In the midst of this pandemic I’ve been reviewing household expenses, including the various types of insurance we carry. Much of it is standard stuff such as homeowner insurance for fire, theft and liability, and auto coverage for our one car; also, some additional umbrella and personal property coverage, plus long-term care insurance we put in place twenty years ago. I’m wondering just how far this insurance thing should go.
Between wildfires and COVID-19, reality is looking pretty shaky at the moment, and hearing about huge swarms of locusts in Africa is not helping me rest any easier. Perhaps I should consider looking into a range of Biblical end-of-days type policies covering, you know, boils, frogs and vermin.
My impression of the insurance industry is that every policy simply has its price, no matter how unlikely an occurrence may be. In fact, the more unlikely an occurrence, the greater the likelihood that a policy can be obtained.

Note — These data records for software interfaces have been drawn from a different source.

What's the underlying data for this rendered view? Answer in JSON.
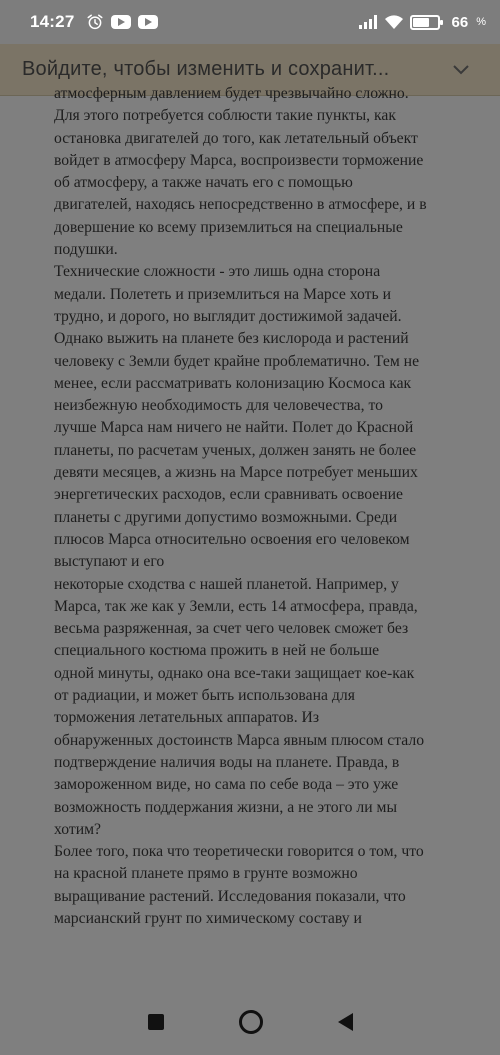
{
  "status": {
    "time": "14:27",
    "battery": "66",
    "battery_unit": "%"
  },
  "banner": {
    "text": "Войдите, чтобы изменить и сохранит..."
  },
  "article": {
    "lines": [
      "атмосферным давлением будет чрезвычайно сложно.",
      "Для этого потребуется соблюсти такие пункты, как",
      "остановка двигателей до того, как летательный объект",
      "войдет в атмосферу Марса, воспроизвести торможение",
      "об атмосферу, а также начать его с помощью",
      "двигателей, находясь непосредственно в атмосфере, и в",
      "довершение ко всему приземлиться на специальные",
      "подушки.",
      "Технические сложности - это лишь одна сторона",
      "медали. Полететь и приземлиться на Марсе хоть и",
      "трудно, и дорого, но выглядит достижимой задачей.",
      "Однако выжить на планете без кислорода и растений",
      "человеку с Земли будет крайне проблематично. Тем не",
      "менее, если рассматривать колонизацию Космоса как",
      "неизбежную необходимость для человечества, то",
      "лучше Марса нам ничего не найти. Полет до Красной",
      "планеты, по расчетам ученых, должен занять не более",
      "девяти месяцев, а жизнь на Марсе потребует меньших",
      "энергетических расходов, если сравнивать освоение",
      "планеты с другими допустимо возможными. Среди",
      "плюсов Марса относительно освоения его человеком",
      "выступают и его",
      "некоторые сходства с нашей планетой. Например, у",
      "Марса, так же как у Земли, есть 14 атмосфера, правда,",
      "весьма разряженная, за счет чего человек сможет без",
      "специального костюма прожить в ней не больше",
      "одной минуты, однако она все-таки защищает кое-как",
      "от радиации, и может быть использована для",
      "торможения летательных аппаратов. Из",
      "обнаруженных достоинств Марса явным плюсом стало",
      "подтверждение наличия воды на планете. Правда, в",
      "замороженном виде, но сама по себе вода – это уже",
      "возможность поддержания жизни, а не этого ли мы",
      "хотим?",
      "Более того, пока что теоретически говорится о том, что",
      "на красной планете прямо в грунте возможно",
      "выращивание растений. Исследования показали, что",
      "марсианский грунт по химическому составу и"
    ]
  },
  "icons": {
    "alarm": "alarm-clock-icon",
    "youtube": "youtube-icon",
    "signal": "signal-icon",
    "wifi": "wifi-icon",
    "battery": "battery-icon",
    "chevron": "chevron-down-icon",
    "nav_recent": "recent-apps-icon",
    "nav_home": "home-icon",
    "nav_back": "back-icon"
  }
}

I confirmed my impression in the 1980s, while I was in the greeting card business. I was approached by a sober-looking gentleman who had developed a line of novelty cards which conferred coverage for precisely the sort of unlikely occurrence I’m referring to, including a policy that paid the card holder $10,000 if abducted by an alien UFO. Producing paperwork from the Chubb Insurance Company verifying the legitimacy of his idea, he explained that for a mere two dollars, the purchase of one card conferred the benefits described, as long as the card purchaser could prove his or her claim of being abducted.
Therein, as is said, lies the rub; the evidence required by the policy to gain payment was so difficult to produce that the possibility of getting paid by Chubb was all but impossible. Providing a type of metal hitherto unknown to science, for example, would suffice if properly verified; as I said, possible but unlikely. Nonetheless, Chubb’s paperwork checked out, and the alien UFO abduction policy was legit. We took a gamble, printed a run and sent inventory to our customers.
The cards were a flop, of course. Although the policy was legit and was explained on the back of the card, selling it was impractical; the idea was so crazy that there was no way to explain it to each individual card buyer. Ultimately, the value of that lesson was that when it comes to insurance, all things are possible if one is willing to pay the price.
This brings me back to optional locust coverage, or for that matter, boils. These terrible things could happen, but the likelihood is low and the cost of obtaining coverage would be high. It raises other mishaps that might pay off, though, like medical expenses associated with drinking laundry bleach to cure a case of COVID-19, as our imaginative president proposed. If you can conceive it, there’s an insurance company eager to take your money and pay you, or more likely your beneficiaries, if it happens.
Insurance is generally about betting against your self, a sort of personal hedge fund, if you will; it’s all about probabilities. Life insurance is the best example; the older you get the more expensive it becomes as the probability of death increases. The insurance companies calculate probabilities and costs so that the odds are in their favor, just like the Vegas gambling casinos.
I’m wishing I’d bought that “killed by a pandemic” policy. Damn.